- Post Templates. Many blogs have recurring series of content. Being able to save a template (not just copy a post) would ensure proper stylistic structures.
- Indents (as a paragraph style). Especially for long-form fiction, scenes with lots of dialogue end up looking pretty choppy on a screen. Having the ability to have a soft return (no white space between paragraphs) and an indent would make fiction more readable online.
- Footnotes (linkable). This one may be harder to achieve, but even offering a sup/superscript selection for text would go a long way to a more open, but researched web.
Typography for an Accessible Web
Ideally, a solution would be created where these common typographical elements were available right on the dashboard.

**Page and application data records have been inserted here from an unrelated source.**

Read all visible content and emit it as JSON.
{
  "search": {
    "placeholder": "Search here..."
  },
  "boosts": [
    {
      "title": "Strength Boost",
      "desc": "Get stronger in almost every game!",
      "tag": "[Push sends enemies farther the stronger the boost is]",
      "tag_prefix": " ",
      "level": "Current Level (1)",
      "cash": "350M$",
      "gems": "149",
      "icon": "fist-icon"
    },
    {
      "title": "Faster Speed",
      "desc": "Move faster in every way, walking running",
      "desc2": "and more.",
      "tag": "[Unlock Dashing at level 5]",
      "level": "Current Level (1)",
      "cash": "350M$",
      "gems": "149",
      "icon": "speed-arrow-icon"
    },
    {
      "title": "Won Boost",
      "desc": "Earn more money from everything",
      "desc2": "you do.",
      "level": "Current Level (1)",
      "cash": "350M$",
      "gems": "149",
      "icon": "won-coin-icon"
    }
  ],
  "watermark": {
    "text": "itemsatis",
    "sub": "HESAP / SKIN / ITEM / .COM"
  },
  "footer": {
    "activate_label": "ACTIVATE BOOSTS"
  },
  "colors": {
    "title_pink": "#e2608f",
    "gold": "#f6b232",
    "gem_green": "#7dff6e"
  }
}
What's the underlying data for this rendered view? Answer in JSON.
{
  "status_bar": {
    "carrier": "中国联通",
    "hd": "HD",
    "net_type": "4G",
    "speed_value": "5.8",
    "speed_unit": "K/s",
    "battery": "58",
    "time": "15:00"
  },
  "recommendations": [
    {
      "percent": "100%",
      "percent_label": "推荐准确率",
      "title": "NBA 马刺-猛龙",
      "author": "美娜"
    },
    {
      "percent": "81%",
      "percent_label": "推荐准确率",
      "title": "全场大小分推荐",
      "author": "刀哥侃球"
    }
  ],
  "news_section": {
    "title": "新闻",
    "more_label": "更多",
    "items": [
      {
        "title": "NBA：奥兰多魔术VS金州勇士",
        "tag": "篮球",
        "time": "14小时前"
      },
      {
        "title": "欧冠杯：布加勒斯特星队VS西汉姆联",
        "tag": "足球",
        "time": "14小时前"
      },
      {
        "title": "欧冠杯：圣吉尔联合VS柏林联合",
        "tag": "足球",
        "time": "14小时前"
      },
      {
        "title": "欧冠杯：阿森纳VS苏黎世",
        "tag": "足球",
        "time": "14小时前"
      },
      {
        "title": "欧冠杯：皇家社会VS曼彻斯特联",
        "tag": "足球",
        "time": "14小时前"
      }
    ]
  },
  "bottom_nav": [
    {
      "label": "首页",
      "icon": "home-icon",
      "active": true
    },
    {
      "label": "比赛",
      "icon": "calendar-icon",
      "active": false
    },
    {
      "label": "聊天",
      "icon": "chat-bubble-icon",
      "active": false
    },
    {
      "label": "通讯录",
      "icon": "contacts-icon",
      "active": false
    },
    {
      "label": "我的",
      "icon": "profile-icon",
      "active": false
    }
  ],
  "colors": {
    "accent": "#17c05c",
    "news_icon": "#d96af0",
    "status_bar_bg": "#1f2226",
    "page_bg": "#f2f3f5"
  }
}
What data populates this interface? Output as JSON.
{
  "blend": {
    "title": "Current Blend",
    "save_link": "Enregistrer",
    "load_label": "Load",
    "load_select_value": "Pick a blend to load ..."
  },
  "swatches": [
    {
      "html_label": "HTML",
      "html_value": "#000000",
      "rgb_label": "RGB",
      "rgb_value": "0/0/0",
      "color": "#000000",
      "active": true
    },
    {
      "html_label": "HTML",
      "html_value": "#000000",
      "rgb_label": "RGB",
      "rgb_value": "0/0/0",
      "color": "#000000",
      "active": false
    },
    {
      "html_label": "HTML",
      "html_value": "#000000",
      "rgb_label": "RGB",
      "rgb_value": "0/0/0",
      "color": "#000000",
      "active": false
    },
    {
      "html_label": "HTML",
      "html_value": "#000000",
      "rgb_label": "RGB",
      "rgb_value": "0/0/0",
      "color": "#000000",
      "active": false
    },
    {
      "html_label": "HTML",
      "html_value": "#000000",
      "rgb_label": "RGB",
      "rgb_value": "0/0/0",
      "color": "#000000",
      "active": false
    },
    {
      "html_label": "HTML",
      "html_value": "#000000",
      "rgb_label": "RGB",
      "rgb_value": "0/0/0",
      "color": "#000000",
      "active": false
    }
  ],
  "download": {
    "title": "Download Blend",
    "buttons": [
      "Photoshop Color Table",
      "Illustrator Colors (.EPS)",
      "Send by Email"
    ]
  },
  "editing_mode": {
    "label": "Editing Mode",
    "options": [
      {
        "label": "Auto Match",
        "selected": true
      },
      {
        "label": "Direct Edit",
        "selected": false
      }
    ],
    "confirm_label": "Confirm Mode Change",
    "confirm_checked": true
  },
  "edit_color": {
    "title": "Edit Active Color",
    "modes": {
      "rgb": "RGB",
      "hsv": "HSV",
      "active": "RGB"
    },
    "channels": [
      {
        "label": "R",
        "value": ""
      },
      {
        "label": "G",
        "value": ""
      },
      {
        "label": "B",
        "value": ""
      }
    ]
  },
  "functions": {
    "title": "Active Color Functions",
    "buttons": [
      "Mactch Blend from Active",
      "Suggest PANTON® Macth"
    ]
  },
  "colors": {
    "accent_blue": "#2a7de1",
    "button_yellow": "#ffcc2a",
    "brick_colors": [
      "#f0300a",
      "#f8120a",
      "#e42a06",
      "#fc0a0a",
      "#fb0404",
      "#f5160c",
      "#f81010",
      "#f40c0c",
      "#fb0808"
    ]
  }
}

StagTools, a plugin for WordPress.org, is an example of what regular, free interfaces could do to improve user experiences. Minimal and sleek design is good, but not at the cost of functionality (and there’s some logic that maybe people like cluttered interfaces more than we let on).
For content creators, some additional typography selections (especially pull quotes, which are important for journalism) could diminish the need for HTML tag memorization, but also keep the web developers happy, as less code would be written manually post-to-post. WordPress and Google could learn from Medium and Hypothesis’s take on commenting or taking notes “in the margins” of posts, rather than at the very end, allowing for contextual discourse on otherwise static blocks of text, which would then transform blogging (across the web) into the best version of itself: a true conversation of ideas. Medium’s decision to display reading time (like Longform) would also be a welcome addition to the rest of the blogging web. But when it comes to Typography, Medium could put more control back in the hands of their content creators, so at least those who wanted to design the experience around their writing could, without needing to depend on publications that might accept or reject their articles. (Self-publishing as an industry is only growing, and self-publishers have fought long and hard with every venue to have the same capabilities as the traditional presses.)
Typography exists to honor content. ~Robert Bringhurst
In closing, the key to an accessible web—not just a web that caters to those that know code or keyboard shortcuts—is to make typographic customizations visible right in the editor. This is already possible with self-hosted solutions, but why not for static platforms like Blogger, WordPress(.com) and Medium? Providing solutions for content creators that are not producing typical content is important, and particularly with poetry and fiction, they aren’t demographics to be ignored. Decisions on web design should be made with the understanding that a large majority of writers are still not coders, and the learning curve to merge those two skills are steep. Even though someone can’t code doesn’t mean they shouldn’t have the customization options available to visually “punctuate” their content in the way that best suits it.
This work is licensed under a Creative Commons Attribution-NonCommercial 4.0 International License.
1. Lynch, Patrick J., and Sarah Horton. Web Style Guide: Basic Design Principles for Creating Web Sites. New Haven Conn: Yale University Press, 2008.
For my regular readers, sorry for the dense article. I wrote this as an essay response to one of my master’s courses assignments: Write about the web and an area of publishing that matters to you. If you have any additional comments, I’d love to hear them!
Otherwise, here’s a timelapse of some pretty cool cloud cover I saw this week: